**Entries from a dataset of interfaces**
###

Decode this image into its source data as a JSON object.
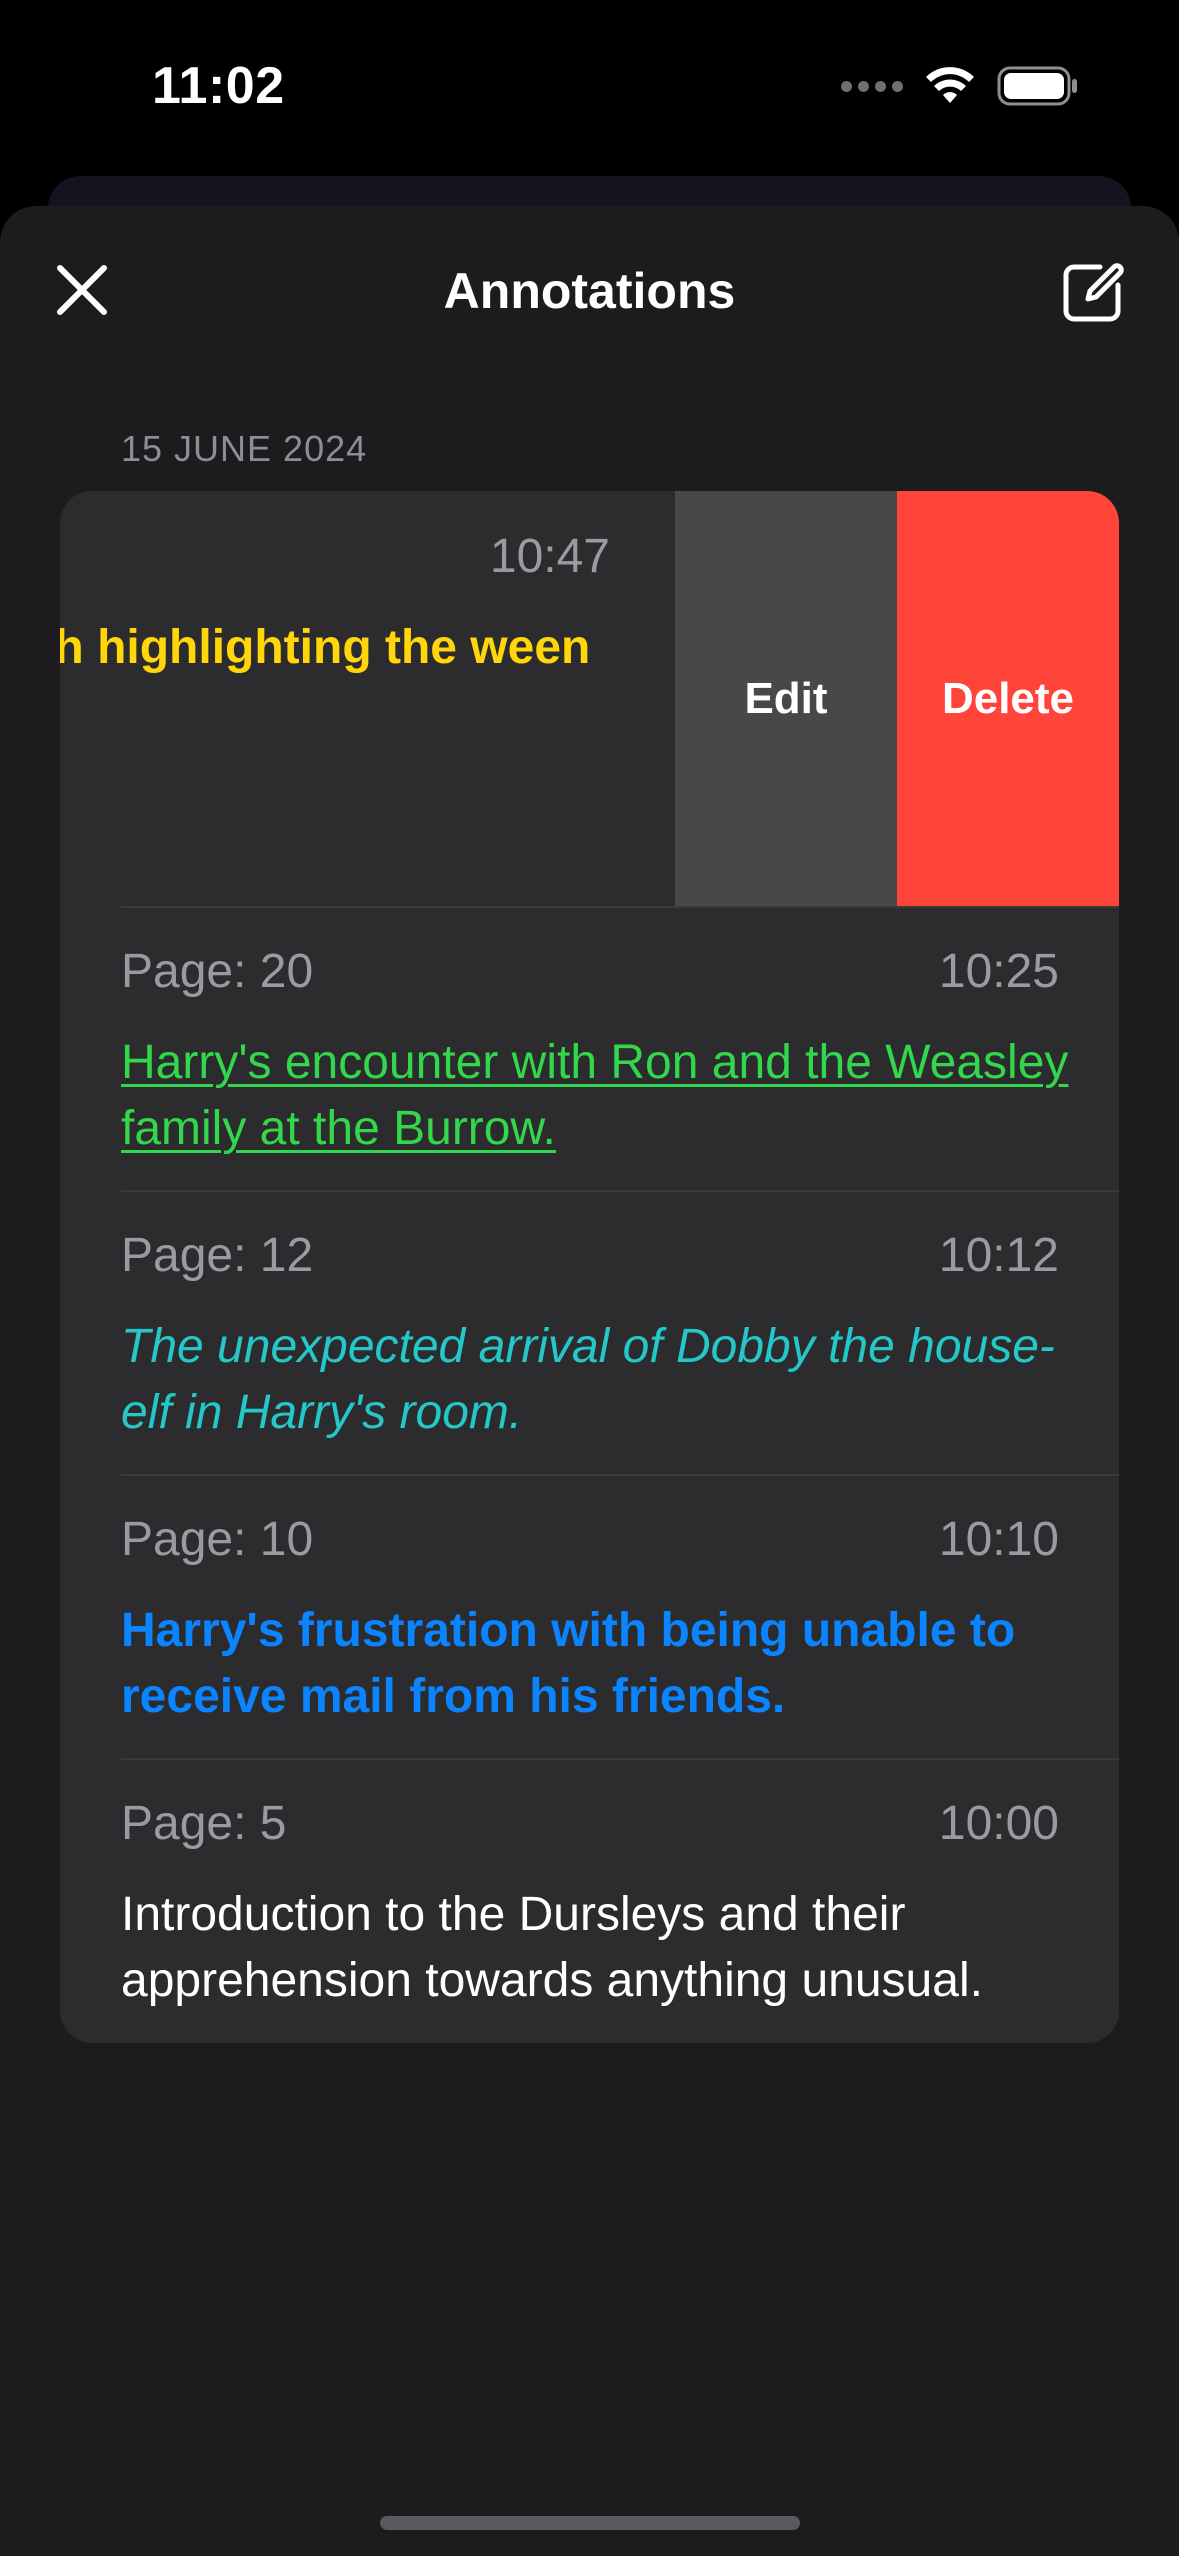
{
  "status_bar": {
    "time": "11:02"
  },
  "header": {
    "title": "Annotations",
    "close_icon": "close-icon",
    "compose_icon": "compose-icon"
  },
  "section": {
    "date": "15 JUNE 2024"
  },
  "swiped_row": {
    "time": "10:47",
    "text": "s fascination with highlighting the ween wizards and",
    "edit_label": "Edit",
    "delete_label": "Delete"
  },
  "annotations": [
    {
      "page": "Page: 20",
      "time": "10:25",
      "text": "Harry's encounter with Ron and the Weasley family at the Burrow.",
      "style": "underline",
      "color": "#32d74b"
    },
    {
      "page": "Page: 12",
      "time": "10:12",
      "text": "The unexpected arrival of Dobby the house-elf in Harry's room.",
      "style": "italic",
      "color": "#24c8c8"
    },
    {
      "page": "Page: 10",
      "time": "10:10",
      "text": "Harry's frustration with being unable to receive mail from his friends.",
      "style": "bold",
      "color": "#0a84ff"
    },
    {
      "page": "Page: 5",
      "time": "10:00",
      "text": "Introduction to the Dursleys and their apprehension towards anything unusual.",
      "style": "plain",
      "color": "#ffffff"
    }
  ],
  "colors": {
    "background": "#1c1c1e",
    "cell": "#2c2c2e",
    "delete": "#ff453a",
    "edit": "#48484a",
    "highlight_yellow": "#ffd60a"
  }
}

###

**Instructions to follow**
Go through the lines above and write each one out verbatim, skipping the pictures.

**Output of the task**
Decode this image into its source data as a JSON object.
{
  "status_bar": {
    "time": "11:02"
  },
  "header": {
    "title": "Annotations",
    "close_icon": "close-icon",
    "compose_icon": "compose-icon"
  },
  "section": {
    "date": "15 JUNE 2024"
  },
  "swiped_row": {
    "time": "10:47",
    "text": "s fascination with highlighting the ween wizards and",
    "edit_label": "Edit",
    "delete_label": "Delete"
  },
  "annotations": [
    {
      "page": "Page: 20",
      "time": "10:25",
      "text": "Harry's encounter with Ron and the Weasley family at the Burrow.",
      "style": "underline",
      "color": "#32d74b"
    },
    {
      "page": "Page: 12",
      "time": "10:12",
      "text": "The unexpected arrival of Dobby the house-elf in Harry's room.",
      "style": "italic",
      "color": "#24c8c8"
    },
    {
      "page": "Page: 10",
      "time": "10:10",
      "text": "Harry's frustration with being unable to receive mail from his friends.",
      "style": "bold",
      "color": "#0a84ff"
    },
    {
      "page": "Page: 5",
      "time": "10:00",
      "text": "Introduction to the Dursleys and their apprehension towards anything unusual.",
      "style": "plain",
      "color": "#ffffff"
    }
  ],
  "colors": {
    "background": "#1c1c1e",
    "cell": "#2c2c2e",
    "delete": "#ff453a",
    "edit": "#48484a",
    "highlight_yellow": "#ffd60a"
  }
}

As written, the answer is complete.